BEGIN Record extracts

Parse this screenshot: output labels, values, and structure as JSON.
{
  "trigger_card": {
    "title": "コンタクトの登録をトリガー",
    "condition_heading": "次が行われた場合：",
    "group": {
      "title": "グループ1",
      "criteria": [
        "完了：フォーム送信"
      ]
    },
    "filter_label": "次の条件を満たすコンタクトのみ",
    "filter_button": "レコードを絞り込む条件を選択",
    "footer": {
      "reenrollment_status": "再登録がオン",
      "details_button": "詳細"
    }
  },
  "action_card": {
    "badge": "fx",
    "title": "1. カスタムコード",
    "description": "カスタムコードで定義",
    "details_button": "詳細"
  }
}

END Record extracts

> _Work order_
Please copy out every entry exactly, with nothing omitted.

> _Task result_
Parse this screenshot: output labels, values, and structure as JSON.
{
  "trigger_card": {
    "title": "コンタクトの登録をトリガー",
    "condition_heading": "次が行われた場合：",
    "group": {
      "title": "グループ1",
      "criteria": [
        "完了：フォーム送信"
      ]
    },
    "filter_label": "次の条件を満たすコンタクトのみ",
    "filter_button": "レコードを絞り込む条件を選択",
    "footer": {
      "reenrollment_status": "再登録がオン",
      "details_button": "詳細"
    }
  },
  "action_card": {
    "badge": "fx",
    "title": "1. カスタムコード",
    "description": "カスタムコードで定義",
    "details_button": "詳細"
  }
}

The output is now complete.